    Her name in Serbian was Angelina Branković (Serbian: Ангелина Бранковић/Angelina Branković), née Arianit Komneni. She is also known as simply Despotess Angelina (Serbian: деспотица Ангелина/Despotica Angelina). The Serbian Orthodox Church and Serbian epic poetry calls her Venerable Mother Angelina (Serbian: Преподобна мати Ангелина/Predobra mati Angelina), or simply Mother Angelina or Saint Angelina (Serbian: Света Ангелина/Sveta Angelina, Albanian: Shën Angjelina).

See also

References

  1. ^ Musachi, John (1515). "1515 John Musachi: Brief Chronicle on the Descendants of our Musachi Dynasty". Retrieved 3 October 2010.
  2. ^ Elsie, Robert (2012). A Biographical Dictionary of Albanian History.
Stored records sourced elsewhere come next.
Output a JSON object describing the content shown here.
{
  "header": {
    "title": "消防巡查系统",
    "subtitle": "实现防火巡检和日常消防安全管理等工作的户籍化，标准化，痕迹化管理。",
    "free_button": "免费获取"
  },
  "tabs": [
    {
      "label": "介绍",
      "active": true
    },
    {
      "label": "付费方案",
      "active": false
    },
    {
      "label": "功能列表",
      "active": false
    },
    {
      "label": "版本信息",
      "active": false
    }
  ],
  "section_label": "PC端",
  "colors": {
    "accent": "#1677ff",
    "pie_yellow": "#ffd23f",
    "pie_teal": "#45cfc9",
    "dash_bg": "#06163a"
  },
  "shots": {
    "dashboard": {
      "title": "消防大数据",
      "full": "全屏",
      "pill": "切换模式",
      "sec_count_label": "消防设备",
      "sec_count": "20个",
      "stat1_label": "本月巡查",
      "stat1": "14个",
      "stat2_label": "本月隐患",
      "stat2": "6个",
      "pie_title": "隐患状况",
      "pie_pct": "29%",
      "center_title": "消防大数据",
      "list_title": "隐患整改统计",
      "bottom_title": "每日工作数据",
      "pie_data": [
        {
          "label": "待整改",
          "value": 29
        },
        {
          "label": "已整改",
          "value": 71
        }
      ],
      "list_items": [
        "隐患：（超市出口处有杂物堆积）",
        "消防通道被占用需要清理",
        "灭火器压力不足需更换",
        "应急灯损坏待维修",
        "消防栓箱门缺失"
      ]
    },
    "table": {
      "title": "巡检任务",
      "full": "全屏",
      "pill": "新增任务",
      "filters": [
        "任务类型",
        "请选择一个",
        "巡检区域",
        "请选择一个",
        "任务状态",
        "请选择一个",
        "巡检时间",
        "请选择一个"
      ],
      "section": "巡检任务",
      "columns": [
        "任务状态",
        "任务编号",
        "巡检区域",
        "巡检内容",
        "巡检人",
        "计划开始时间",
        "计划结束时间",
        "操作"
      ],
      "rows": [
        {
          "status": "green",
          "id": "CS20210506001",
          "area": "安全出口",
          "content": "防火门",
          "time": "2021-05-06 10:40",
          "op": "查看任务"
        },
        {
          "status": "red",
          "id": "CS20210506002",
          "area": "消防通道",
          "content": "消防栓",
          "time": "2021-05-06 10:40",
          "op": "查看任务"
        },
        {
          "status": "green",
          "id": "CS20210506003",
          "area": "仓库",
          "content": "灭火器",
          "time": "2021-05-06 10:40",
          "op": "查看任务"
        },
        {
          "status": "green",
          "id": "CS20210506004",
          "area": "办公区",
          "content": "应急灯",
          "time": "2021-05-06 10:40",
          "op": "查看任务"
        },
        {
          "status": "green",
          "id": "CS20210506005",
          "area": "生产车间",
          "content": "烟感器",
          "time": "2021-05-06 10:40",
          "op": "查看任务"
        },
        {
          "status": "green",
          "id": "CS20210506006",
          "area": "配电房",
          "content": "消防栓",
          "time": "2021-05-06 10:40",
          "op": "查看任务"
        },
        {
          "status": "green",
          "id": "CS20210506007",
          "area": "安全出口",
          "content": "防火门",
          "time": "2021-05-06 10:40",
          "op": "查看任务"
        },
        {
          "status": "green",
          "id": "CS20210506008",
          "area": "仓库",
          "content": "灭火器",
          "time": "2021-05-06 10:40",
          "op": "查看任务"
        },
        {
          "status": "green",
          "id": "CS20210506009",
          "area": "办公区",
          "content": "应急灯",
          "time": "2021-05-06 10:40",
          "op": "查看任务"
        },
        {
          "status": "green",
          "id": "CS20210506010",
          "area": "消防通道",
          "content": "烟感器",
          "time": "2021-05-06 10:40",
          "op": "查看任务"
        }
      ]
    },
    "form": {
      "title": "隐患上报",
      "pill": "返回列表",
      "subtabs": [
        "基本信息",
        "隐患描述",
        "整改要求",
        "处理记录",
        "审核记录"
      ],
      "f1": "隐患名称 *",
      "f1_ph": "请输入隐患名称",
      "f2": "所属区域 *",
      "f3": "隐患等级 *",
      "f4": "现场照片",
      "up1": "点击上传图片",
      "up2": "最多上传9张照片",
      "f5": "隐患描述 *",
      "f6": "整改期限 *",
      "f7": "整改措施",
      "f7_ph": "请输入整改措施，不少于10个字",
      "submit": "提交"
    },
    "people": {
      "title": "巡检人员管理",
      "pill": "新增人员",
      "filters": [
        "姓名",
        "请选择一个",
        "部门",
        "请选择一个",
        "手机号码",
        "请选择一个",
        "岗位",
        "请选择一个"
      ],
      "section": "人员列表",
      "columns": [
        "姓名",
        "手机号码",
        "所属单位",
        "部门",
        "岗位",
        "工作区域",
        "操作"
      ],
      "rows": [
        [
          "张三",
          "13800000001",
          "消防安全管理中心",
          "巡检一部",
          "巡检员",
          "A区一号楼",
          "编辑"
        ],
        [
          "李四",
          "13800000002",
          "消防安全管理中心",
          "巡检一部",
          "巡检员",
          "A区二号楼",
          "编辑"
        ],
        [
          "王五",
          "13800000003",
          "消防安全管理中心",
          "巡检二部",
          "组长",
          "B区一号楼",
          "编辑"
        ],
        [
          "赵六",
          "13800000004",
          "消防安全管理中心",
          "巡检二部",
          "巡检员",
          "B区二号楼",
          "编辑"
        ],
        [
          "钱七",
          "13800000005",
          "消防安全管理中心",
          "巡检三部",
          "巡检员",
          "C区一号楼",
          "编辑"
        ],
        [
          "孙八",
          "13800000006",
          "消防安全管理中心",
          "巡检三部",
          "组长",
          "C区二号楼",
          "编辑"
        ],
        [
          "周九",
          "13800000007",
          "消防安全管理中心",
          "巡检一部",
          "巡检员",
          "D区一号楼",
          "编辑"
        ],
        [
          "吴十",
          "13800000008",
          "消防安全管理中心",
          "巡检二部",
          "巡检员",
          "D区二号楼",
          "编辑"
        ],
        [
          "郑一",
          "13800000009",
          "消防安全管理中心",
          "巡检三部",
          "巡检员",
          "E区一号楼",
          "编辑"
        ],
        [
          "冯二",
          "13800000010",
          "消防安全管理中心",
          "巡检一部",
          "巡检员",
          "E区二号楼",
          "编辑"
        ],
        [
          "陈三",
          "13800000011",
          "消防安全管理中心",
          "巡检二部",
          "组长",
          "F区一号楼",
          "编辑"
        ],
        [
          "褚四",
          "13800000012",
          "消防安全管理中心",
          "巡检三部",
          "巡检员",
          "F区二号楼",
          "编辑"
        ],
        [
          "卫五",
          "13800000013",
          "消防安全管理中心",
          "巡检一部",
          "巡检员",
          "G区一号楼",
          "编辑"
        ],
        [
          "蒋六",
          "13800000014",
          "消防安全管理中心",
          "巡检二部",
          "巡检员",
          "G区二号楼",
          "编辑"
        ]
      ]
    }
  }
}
I.B.Tauris. p. 16. ISBN 978-1-78076-431-3.
  3. ^ Nadin Bassani, Lucia (2008). Migrazioni e integrazione: il caso degli Albanesi a Venezia (1479-1552) (in Italian). Bulzoni. p. 72. ISBN 8878703400.
  4. ^ Jireček 1918, p. 244.
  5. ^ a b c d Elsie, Robert (2000). A dictionary of Albanian religion, mythology and folk culture. New York University Press. p. 9. ISBN 0-8147-2214-8.
  6. ^ Jireček 1918, p. 245.
  7. ^ Ćirković 2004, p. 116.
  8. ^ St. Angelina of Serbia

Sources

  • Ćirković, Sima (2004). The Serbs. Malden: Blackwell Publishing.CS1 maint: ref=harv (link)
  • Jireček, Constantin (1918). Geschichte der Serben. 2. Gotha: Perthes.CS1 maint: ref=harv (link)

Further reading

  • Božanić, Snežana (2016). "Srpski velikaši u političkim previranjima oko izbora Vladislava II za kralja Ugarske". Истраживањ. 24: 151–165.
  • Gapska, Dominika (2013). "Angelina Branković: święta władczyni w hymnografii. Zarys problemu". Poznańskie Studia Slawistyczne (in Polish). Poznań. 5: 103–115.
  • Krstić, Đorđe (1896). Мати Ангелина [Mother Angelina] (in Serbian). Čurug.
  • Matić, V. (1978). "Crkva Majke Angeline u Krusedolu" [L'église de la" Mère Angelina" à Krusedol]. Cite journal requires |journal= (help)
  • Mileusnić, Slobodan (2000) [1989]. Sveti Srbi [Holy Serbs] (in Serbian) (2nd ed.). Novi Sad: Prometej. ISBN 86-7639-478-4. OCLC 44601641.CS1 maint: ref=harv (link)
  • Spremić, Momčilo (2004). La famille serbe des Brankovic - considérations généalogiques et héraldiques (PDF). Zbornik radova Vizantološkog instituta (in French). 41. Belgrade: SANU. pp. 441–452. Archived from the original (PDF) on 2012-03-17.CS1 maint: ref=harv (link)
  • Tomin, Svetlana (2007), Деспотица и монахиња Ангелина Бранковић – света мајка Ангелина [Duchess and Nun Angelina Brankovic - Holy Mother Angelina], Novi Sad